* Task *
The exercise calls for a faithful copy of all the data.

* Excerpted data *
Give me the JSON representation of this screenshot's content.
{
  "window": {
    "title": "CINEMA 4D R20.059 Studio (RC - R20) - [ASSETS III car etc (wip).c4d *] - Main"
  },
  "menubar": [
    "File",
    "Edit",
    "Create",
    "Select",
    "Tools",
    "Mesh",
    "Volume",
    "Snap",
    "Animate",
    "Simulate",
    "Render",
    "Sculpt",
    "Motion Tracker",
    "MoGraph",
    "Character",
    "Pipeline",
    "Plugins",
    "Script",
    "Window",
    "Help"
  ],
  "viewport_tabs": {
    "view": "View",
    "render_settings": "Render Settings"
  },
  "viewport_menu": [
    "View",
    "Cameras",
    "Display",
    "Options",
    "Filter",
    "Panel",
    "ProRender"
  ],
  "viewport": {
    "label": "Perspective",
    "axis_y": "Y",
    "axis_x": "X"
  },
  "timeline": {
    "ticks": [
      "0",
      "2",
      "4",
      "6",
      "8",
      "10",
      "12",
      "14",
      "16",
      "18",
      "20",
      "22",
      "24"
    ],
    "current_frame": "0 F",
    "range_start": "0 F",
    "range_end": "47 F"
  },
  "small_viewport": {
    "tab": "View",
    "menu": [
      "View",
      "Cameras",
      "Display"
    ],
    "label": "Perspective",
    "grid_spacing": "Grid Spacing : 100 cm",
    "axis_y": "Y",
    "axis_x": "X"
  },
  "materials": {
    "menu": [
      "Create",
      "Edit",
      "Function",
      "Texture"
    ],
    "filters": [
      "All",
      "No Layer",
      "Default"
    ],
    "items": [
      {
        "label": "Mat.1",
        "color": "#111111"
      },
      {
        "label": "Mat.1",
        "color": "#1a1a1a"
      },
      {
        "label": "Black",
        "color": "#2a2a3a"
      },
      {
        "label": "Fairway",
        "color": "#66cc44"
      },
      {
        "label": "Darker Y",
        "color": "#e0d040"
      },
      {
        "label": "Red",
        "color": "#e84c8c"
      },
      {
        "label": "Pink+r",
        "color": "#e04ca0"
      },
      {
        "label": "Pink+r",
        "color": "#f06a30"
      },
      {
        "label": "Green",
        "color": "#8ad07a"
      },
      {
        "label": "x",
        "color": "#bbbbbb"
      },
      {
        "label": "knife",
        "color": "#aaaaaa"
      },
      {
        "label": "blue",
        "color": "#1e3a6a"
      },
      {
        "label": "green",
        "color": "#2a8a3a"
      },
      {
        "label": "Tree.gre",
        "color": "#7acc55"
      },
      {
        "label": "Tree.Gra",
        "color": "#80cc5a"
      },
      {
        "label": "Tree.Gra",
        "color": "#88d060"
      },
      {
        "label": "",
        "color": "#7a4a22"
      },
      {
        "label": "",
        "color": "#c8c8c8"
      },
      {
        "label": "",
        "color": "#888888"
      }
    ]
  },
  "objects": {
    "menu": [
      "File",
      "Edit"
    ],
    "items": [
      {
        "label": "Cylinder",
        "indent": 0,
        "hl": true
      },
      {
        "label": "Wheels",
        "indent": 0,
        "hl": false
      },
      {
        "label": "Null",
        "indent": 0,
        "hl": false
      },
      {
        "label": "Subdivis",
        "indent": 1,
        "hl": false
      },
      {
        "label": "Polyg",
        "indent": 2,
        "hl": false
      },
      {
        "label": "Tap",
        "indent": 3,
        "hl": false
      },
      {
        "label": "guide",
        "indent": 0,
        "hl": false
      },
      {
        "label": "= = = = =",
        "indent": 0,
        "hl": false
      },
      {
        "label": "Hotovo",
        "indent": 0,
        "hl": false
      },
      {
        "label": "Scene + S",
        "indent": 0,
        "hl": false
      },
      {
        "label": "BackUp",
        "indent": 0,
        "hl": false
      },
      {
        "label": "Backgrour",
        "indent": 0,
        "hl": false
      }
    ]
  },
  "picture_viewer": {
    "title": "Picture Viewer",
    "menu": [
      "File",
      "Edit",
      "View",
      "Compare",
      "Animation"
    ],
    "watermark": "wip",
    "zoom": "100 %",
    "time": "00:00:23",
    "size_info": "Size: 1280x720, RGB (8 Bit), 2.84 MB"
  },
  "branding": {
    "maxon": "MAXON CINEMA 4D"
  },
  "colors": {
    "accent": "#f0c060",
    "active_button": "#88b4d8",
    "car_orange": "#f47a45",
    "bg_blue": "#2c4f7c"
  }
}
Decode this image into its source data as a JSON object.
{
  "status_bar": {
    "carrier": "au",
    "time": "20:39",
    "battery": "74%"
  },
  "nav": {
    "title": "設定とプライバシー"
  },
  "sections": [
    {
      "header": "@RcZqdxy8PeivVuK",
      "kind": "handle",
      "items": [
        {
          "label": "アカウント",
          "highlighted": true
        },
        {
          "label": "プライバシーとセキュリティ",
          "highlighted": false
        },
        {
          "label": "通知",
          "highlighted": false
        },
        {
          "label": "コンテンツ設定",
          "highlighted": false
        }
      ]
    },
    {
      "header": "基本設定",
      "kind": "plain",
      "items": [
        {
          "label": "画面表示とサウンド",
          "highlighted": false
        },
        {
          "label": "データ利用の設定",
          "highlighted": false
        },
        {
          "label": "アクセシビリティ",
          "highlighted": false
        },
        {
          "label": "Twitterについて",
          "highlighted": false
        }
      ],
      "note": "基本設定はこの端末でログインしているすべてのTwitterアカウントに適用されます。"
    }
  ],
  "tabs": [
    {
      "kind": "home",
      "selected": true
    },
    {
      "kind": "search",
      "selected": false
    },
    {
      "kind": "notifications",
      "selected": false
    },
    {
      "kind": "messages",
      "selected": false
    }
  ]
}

* Exercise solution *
Give me the JSON representation of this screenshot's content.
{
  "window": {
    "title": "CINEMA 4D R20.059 Studio (RC - R20) - [ASSETS III car etc (wip).c4d *] - Main"
  },
  "menubar": [
    "File",
    "Edit",
    "Create",
    "Select",
    "Tools",
    "Mesh",
    "Volume",
    "Snap",
    "Animate",
    "Simulate",
    "Render",
    "Sculpt",
    "Motion Tracker",
    "MoGraph",
    "Character",
    "Pipeline",
    "Plugins",
    "Script",
    "Window",
    "Help"
  ],
  "viewport_tabs": {
    "view": "View",
    "render_settings": "Render Settings"
  },
  "viewport_menu": [
    "View",
    "Cameras",
    "Display",
    "Options",
    "Filter",
    "Panel",
    "ProRender"
  ],
  "viewport": {
    "label": "Perspective",
    "axis_y": "Y",
    "axis_x": "X"
  },
  "timeline": {
    "ticks": [
      "0",
      "2",
      "4",
      "6",
      "8",
      "10",
      "12",
      "14",
      "16",
      "18",
      "20",
      "22",
      "24"
    ],
    "current_frame": "0 F",
    "range_start": "0 F",
    "range_end": "47 F"
  },
  "small_viewport": {
    "tab": "View",
    "menu": [
      "View",
      "Cameras",
      "Display"
    ],
    "label": "Perspective",
    "grid_spacing": "Grid Spacing : 100 cm",
    "axis_y": "Y",
    "axis_x": "X"
  },
  "materials": {
    "menu": [
      "Create",
      "Edit",
      "Function",
      "Texture"
    ],
    "filters": [
      "All",
      "No Layer",
      "Default"
    ],
    "items": [
      {
        "label": "Mat.1",
        "color": "#111111"
      },
      {
        "label": "Mat.1",
        "color": "#1a1a1a"
      },
      {
        "label": "Black",
        "color": "#2a2a3a"
      },
      {
        "label": "Fairway",
        "color": "#66cc44"
      },
      {
        "label": "Darker Y",
        "color": "#e0d040"
      },
      {
        "label": "Red",
        "color": "#e84c8c"
      },
      {
        "label": "Pink+r",
        "color": "#e04ca0"
      },
      {
        "label": "Pink+r",
        "color": "#f06a30"
      },
      {
        "label": "Green",
        "color": "#8ad07a"
      },
      {
        "label": "x",
        "color": "#bbbbbb"
      },
      {
        "label": "knife",
        "color": "#aaaaaa"
      },
      {
        "label": "blue",
        "color": "#1e3a6a"
      },
      {
        "label": "green",
        "color": "#2a8a3a"
      },
      {
        "label": "Tree.gre",
        "color": "#7acc55"
      },
      {
        "label": "Tree.Gra",
        "color": "#80cc5a"
      },
      {
        "label": "Tree.Gra",
        "color": "#88d060"
      },
      {
        "label": "",
        "color": "#7a4a22"
      },
      {
        "label": "",
        "color": "#c8c8c8"
      },
      {
        "label": "",
        "color": "#888888"
      }
    ]
  },
  "objects": {
    "menu": [
      "File",
      "Edit"
    ],
    "items": [
      {
        "label": "Cylinder",
        "indent": 0,
        "hl": true
      },
      {
        "label": "Wheels",
        "indent": 0,
        "hl": false
      },
      {
        "label": "Null",
        "indent": 0,
        "hl": false
      },
      {
        "label": "Subdivis",
        "indent": 1,
        "hl": false
      },
      {
        "label": "Polyg",
        "indent": 2,
        "hl": false
      },
      {
        "label": "Tap",
        "indent": 3,
        "hl": false
      },
      {
        "label": "guide",
        "indent": 0,
        "hl": false
      },
      {
        "label": "= = = = =",
        "indent": 0,
        "hl": false
      },
      {
        "label": "Hotovo",
        "indent": 0,
        "hl": false
      },
      {
        "label": "Scene + S",
        "indent": 0,
        "hl": false
      },
      {
        "label": "BackUp",
        "indent": 0,
        "hl": false
      },
      {
        "label": "Backgrour",
        "indent": 0,
        "hl": false
      }
    ]
  },
  "picture_viewer": {
    "title": "Picture Viewer",
    "menu": [
      "File",
      "Edit",
      "View",
      "Compare",
      "Animation"
    ],
    "watermark": "wip",
    "zoom": "100 %",
    "time": "00:00:23",
    "size_info": "Size: 1280x720, RGB (8 Bit), 2.84 MB"
  },
  "branding": {
    "maxon": "MAXON CINEMA 4D"
  },
  "colors": {
    "accent": "#f0c060",
    "active_button": "#88b4d8",
    "car_orange": "#f47a45",
    "bg_blue": "#2c4f7c"
  }
}
Decode this image into its source data as a JSON object.
{
  "status_bar": {
    "carrier": "au",
    "time": "20:39",
    "battery": "74%"
  },
  "nav": {
    "title": "設定とプライバシー"
  },
  "sections": [
    {
      "header": "@RcZqdxy8PeivVuK",
      "kind": "handle",
      "items": [
        {
          "label": "アカウント",
          "highlighted": true
        },
        {
          "label": "プライバシーとセキュリティ",
          "highlighted": false
        },
        {
          "label": "通知",
          "highlighted": false
        },
        {
          "label": "コンテンツ設定",
          "highlighted": false
        }
      ]
    },
    {
      "header": "基本設定",
      "kind": "plain",
      "items": [
        {
          "label": "画面表示とサウンド",
          "highlighted": false
        },
        {
          "label": "データ利用の設定",
          "highlighted": false
        },
        {
          "label": "アクセシビリティ",
          "highlighted": false
        },
        {
          "label": "Twitterについて",
          "highlighted": false
        }
      ],
      "note": "基本設定はこの端末でログインしているすべてのTwitterアカウントに適用されます。"
    }
  ],
  "tabs": [
    {
      "kind": "home",
      "selected": true
    },
    {
      "kind": "search",
      "selected": false
    },
    {
      "kind": "notifications",
      "selected": false
    },
    {
      "kind": "messages",
      "selected": false
    }
  ]
}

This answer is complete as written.